In a column to be published in Sunday's Washington Post, Dana Milbank reports that Byron Williams, who allegedly shot at California police officers after he was stopped while on his way to kill people at the Tides Foundation and ACLU, received validation for his conspiracy theories from Glenn Beck. Milbank based his column on interviews Williams gave to Examiner.com and Media Matters for America.
From Milbank's column:
Glenn Beck has a friend in California.
"I would've never started watching Fox News if it wasn't for the fact that Beck was on there," says this friend, Byron Williams. "And it was the things that he did, it was the things he exposed, that blew my mind."
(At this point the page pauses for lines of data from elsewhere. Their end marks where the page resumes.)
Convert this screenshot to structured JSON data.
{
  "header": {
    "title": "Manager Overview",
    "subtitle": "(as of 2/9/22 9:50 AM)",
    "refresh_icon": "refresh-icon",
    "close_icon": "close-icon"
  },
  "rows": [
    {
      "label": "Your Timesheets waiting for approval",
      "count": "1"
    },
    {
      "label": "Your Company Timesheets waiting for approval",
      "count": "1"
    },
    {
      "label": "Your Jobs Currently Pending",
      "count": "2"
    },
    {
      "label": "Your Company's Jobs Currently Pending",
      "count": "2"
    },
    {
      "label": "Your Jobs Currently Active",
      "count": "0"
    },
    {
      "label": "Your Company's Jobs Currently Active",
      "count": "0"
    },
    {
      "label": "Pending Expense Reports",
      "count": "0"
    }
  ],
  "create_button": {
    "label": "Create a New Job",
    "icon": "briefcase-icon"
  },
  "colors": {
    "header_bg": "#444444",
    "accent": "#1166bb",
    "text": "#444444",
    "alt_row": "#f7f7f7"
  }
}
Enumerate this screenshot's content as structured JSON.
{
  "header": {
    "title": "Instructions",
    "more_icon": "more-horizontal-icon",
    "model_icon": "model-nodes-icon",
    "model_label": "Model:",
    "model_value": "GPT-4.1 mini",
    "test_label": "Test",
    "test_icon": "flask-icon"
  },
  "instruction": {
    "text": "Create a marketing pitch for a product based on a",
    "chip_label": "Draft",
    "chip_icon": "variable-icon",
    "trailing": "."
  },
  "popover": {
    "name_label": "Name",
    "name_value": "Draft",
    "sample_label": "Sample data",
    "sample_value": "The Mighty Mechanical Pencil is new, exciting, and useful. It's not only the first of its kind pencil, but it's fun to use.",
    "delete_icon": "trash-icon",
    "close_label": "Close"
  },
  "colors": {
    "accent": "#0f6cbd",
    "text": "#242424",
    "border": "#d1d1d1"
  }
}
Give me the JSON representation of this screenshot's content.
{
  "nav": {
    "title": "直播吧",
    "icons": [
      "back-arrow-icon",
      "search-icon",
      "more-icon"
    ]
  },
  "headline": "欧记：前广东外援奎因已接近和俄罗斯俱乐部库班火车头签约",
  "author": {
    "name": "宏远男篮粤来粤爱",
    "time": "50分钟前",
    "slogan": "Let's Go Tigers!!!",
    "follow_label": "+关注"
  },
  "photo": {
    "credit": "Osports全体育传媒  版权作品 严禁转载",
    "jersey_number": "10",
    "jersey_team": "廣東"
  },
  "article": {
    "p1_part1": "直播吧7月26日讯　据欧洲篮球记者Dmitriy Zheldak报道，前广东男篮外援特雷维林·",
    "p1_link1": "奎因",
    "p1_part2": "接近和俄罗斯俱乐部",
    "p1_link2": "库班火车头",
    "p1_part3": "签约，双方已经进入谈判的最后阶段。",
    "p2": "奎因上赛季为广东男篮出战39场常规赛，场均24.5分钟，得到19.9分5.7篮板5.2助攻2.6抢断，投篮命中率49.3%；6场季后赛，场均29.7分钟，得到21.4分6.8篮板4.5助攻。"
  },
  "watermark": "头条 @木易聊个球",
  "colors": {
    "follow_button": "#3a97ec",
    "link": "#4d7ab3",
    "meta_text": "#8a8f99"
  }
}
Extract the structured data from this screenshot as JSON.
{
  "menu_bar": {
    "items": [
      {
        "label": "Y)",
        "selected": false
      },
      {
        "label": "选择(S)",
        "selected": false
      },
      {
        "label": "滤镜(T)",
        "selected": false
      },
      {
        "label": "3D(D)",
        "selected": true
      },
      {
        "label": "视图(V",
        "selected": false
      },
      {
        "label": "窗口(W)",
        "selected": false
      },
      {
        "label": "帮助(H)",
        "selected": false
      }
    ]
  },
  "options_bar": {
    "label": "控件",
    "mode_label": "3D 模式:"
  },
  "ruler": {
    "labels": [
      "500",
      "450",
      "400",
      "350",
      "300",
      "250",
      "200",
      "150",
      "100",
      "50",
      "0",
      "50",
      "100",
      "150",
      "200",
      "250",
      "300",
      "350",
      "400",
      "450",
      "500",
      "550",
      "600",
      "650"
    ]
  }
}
"I do enjoy Glenn Beck," Williams also says, "and the reason why I enjoy that is because . . . no other channel will speak about the same things that he's talking about, and if you go and investigate those things you'll find out that they're true."
Unfortunately for Beck, this satisfied viewer currently resides at the Santa Rita Jail near Oakland and stands accused of a freeway shootout with police. Williams pleaded not guilty to four counts of attempted murder of a police officer. But according to court documents, he said he had been on a mission to kill people at the liberal Tides Foundation, which happens to be a favorite Beck target.
In August, I wrote that while it's not fair to blame Beck for violence committed by his fans, he would do well to stop encouraging extremists. Now, Williams has granted a pair of jailhouse interviews, one with the conservative Examiner.com and one to be published soon by the liberal group Media Matters. These recorded exchanges, which I have reviewed, show precisely why Beck is dangerous: because his is the one voice in the mass media that validates conspiracy theories held by the unstable.
Milbank later added:
Williams, as you'd expect, is not an entirely reliable witness. At one point he complains that Beck "criticizes all the conspiracy theories," but at other points he hails Beck for embracing them. Still, this part rings true: The prisoner told the Examiner that he already knew about Tides before he heard Beck speak about it in June; rather, "to me it was more of a confirmation of what I already knew," he said.
Exactly. Beck, who has encouraged his followers to hear what he is saying "between the sentences" he actually utters, gave legitimacy to Williams's conspiracy theories.
Click here for an audio preview of Williams' interview with Media Matters.